**Dataset records**.

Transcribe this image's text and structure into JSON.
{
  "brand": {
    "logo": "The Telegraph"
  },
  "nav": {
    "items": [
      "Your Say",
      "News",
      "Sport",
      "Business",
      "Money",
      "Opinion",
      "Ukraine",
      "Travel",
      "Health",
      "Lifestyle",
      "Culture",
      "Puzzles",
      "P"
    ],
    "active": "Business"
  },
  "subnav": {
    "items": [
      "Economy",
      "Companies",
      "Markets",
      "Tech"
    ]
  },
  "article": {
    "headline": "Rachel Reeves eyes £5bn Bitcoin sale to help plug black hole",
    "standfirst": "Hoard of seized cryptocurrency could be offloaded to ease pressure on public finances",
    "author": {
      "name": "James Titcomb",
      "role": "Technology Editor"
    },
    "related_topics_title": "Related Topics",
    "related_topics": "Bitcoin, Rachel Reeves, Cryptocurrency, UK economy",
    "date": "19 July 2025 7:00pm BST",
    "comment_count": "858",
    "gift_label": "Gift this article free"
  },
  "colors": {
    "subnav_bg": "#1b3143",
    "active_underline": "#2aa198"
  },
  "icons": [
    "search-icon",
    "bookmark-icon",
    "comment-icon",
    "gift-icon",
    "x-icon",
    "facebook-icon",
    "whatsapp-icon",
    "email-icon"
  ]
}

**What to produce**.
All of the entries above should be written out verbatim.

**Your solution**.
Transcribe this image's text and structure into JSON.
{
  "brand": {
    "logo": "The Telegraph"
  },
  "nav": {
    "items": [
      "Your Say",
      "News",
      "Sport",
      "Business",
      "Money",
      "Opinion",
      "Ukraine",
      "Travel",
      "Health",
      "Lifestyle",
      "Culture",
      "Puzzles",
      "P"
    ],
    "active": "Business"
  },
  "subnav": {
    "items": [
      "Economy",
      "Companies",
      "Markets",
      "Tech"
    ]
  },
  "article": {
    "headline": "Rachel Reeves eyes £5bn Bitcoin sale to help plug black hole",
    "standfirst": "Hoard of seized cryptocurrency could be offloaded to ease pressure on public finances",
    "author": {
      "name": "James Titcomb",
      "role": "Technology Editor"
    },
    "related_topics_title": "Related Topics",
    "related_topics": "Bitcoin, Rachel Reeves, Cryptocurrency, UK economy",
    "date": "19 July 2025 7:00pm BST",
    "comment_count": "858",
    "gift_label": "Gift this article free"
  },
  "colors": {
    "subnav_bg": "#1b3143",
    "active_underline": "#2aa198"
  },
  "icons": [
    "search-icon",
    "bookmark-icon",
    "comment-icon",
    "gift-icon",
    "x-icon",
    "facebook-icon",
    "whatsapp-icon",
    "email-icon"
  ]
}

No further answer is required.